IV. That no person, who acknowledges the being of a God, and a future state of rewards and punishments, shall, on account of his religious sentiments, be disquali. fied to hold any office or place of trust or prout under this Commonwealth.
V. That elections shall be free and equal.
VI. That trial by jury shall be as heretofore, and the · right thereof remain inviolate.
VII. That the printing presses shall be free to every person who undertakes to examine the proceedings of the Legislature, or any branch of government ; and no law shall ever be made to restrain the right thereof.
The free communication of thoughts and opinions is one of the invaluable rights of Man ; and every citizen may freely speak, write; and print on any subject, being
responsible for the abuse of that liberty. In prosecutions for the publication of papers, investigating the official conduct of officers, or men in a public capacity, or where the matter published is proper for public information, the truth thereof may be given in evidence.-And, in all indictments for libels, the jury shall have a right to determine the law and the facts, under the direction of the Court, as in other cases.
VIII. That the People shall be secure in their persons, houses, papers, and possessions, from unreasonable searches and siezures; and that no warrant, to search any place or to seize any person or things, shall issue without describing them as nearly as may be, nor without probable cause, supported by oath or affirmation.

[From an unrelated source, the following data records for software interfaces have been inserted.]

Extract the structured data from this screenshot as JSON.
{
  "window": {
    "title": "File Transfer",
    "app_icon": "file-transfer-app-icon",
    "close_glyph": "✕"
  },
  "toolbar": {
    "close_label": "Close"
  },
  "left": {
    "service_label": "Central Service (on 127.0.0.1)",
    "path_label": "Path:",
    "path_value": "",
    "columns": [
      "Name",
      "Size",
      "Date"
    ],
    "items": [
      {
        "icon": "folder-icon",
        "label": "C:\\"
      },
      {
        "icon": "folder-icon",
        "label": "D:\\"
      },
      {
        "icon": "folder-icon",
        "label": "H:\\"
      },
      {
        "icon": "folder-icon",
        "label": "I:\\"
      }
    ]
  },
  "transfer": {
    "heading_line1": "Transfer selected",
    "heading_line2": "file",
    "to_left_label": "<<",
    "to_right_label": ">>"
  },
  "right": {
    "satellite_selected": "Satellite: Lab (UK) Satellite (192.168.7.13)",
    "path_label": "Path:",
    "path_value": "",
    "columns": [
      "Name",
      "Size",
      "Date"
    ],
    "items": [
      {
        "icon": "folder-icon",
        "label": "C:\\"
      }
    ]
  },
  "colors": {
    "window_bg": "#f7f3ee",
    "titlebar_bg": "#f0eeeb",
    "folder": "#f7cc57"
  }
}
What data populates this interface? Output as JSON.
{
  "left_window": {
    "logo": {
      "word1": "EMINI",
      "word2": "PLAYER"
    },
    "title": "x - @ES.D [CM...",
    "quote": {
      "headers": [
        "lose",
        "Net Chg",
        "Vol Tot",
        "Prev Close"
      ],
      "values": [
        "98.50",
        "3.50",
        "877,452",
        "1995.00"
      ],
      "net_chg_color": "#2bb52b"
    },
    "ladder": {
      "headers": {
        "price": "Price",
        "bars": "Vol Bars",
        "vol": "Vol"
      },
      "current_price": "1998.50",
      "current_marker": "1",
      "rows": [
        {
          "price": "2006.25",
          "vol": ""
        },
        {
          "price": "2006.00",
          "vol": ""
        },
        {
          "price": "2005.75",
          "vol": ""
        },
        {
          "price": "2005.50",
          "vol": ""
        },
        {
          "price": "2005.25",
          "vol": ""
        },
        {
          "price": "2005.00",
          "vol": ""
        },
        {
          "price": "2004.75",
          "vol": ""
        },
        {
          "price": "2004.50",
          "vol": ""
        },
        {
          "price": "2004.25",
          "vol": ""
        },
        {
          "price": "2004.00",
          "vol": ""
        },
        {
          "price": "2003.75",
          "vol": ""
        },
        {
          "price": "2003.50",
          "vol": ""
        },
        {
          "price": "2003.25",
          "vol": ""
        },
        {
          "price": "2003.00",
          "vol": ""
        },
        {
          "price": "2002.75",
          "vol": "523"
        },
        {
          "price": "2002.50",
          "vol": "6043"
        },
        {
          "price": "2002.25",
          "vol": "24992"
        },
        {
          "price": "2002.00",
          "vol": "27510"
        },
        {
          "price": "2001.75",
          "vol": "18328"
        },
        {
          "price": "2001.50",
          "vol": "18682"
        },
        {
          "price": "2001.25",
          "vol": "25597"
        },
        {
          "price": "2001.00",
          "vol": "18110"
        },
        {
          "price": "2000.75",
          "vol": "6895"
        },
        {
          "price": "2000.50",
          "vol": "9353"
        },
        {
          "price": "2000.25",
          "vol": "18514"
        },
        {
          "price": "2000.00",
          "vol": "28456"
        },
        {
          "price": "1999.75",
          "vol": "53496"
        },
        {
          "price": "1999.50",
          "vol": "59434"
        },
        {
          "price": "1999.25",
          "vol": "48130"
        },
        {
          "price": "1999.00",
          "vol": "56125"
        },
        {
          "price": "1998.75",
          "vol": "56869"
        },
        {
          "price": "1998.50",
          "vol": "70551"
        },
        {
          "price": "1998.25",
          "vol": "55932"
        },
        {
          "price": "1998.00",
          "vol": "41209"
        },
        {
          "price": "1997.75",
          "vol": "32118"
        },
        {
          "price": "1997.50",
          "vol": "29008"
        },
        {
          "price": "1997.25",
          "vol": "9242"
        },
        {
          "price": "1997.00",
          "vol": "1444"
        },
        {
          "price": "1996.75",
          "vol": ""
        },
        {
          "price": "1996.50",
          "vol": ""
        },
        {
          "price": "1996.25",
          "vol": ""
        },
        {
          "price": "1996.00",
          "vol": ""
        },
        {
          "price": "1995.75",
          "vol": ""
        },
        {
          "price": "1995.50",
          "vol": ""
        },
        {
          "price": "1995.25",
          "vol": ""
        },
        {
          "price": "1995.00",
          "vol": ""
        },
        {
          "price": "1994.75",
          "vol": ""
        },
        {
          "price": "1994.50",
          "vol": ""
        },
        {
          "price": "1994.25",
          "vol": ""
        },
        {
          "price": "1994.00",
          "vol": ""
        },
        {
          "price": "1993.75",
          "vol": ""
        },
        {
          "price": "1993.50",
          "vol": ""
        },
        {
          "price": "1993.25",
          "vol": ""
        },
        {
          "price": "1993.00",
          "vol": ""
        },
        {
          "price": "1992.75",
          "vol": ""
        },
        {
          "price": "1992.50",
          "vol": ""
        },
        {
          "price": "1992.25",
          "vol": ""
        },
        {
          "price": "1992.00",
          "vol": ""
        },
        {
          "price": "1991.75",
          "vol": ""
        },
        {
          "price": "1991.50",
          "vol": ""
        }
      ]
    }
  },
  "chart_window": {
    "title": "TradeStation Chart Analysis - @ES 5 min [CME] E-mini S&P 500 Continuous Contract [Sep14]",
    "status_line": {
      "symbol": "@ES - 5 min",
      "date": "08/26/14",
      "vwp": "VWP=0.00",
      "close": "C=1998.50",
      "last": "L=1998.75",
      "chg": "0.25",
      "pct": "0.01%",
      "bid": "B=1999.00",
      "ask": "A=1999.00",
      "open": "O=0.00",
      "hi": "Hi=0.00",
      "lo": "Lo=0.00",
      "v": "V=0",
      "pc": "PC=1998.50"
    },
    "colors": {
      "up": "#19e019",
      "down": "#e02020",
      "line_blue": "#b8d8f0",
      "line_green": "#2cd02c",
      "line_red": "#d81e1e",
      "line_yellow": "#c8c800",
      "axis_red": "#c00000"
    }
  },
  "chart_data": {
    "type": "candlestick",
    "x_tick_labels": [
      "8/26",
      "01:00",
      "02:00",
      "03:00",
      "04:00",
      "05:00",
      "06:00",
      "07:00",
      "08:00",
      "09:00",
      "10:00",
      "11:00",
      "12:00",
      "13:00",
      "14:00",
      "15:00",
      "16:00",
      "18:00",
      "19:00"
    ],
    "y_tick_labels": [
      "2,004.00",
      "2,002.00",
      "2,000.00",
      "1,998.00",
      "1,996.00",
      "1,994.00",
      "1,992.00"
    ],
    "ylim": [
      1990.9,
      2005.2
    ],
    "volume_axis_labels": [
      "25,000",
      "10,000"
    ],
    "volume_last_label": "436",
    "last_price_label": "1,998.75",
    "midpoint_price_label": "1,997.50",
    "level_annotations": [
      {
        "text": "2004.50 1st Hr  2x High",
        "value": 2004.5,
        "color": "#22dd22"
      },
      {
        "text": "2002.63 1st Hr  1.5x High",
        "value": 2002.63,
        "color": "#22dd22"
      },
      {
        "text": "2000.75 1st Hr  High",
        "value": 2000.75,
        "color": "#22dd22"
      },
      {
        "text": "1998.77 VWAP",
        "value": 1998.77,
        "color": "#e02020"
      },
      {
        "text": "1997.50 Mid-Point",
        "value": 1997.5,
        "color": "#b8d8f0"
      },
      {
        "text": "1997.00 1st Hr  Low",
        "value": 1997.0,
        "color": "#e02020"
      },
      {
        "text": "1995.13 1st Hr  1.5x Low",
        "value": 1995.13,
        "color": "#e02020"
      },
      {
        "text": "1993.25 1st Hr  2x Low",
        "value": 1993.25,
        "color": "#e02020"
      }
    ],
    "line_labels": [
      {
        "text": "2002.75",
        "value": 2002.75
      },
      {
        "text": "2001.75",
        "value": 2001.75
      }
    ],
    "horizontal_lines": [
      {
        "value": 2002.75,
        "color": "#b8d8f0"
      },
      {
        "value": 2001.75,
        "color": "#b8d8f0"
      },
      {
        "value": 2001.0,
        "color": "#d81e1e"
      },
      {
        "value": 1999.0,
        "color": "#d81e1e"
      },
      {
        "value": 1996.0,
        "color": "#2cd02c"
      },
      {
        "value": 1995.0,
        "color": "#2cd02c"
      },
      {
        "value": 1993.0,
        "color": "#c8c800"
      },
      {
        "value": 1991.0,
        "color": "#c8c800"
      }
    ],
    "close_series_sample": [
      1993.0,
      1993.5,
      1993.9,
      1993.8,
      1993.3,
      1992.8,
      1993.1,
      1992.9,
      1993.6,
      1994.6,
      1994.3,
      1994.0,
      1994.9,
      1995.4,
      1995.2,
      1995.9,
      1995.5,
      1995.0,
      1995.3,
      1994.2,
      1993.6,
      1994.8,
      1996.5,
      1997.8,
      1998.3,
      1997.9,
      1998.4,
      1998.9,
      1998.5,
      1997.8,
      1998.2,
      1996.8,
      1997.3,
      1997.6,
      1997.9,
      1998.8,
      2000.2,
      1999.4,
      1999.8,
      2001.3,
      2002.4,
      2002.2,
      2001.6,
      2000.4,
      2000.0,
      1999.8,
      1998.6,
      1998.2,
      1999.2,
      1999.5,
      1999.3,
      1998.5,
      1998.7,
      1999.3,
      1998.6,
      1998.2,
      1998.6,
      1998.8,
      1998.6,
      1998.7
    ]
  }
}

IX. That in all criminal prosecutions, the accused hath a right to be heard by himself and his counsel, to demand the nature and cause of the accusation against him ; to meet the witnesses face to face ; to have compulsory process for obtaining witnesses in his favour; and, in prosecutions by indictment or information, a speedy public trial, by an impartial jury of the vicinage ; that he cannot be compelled to give evidence against himself; nor can he be deprived of his life, liberty, or property, unless by the judgement of his peers or the law of the land.
X. That no person shall, for any indictable offence, be proceeded against criminally by information, except in cases arising in the land or naval forces, or in the militia when in actual service, in time of war or public danger, or by leave of the Court, for oppression and misdemeanor in office. No person shall, for the same offence, be twice put in jeopardy of life or limb; nor shall any man's property be taken or applied to public use, without the consent of his Representatives, and without just compensation being made.
XI. That all Courts shall be open ; and every man" for an injury done him in his lands, goods, person, or reputation, shall have remedy by the due course of law, and right and justice administered without sale, deniai. or delay. Suits may be brought against the Common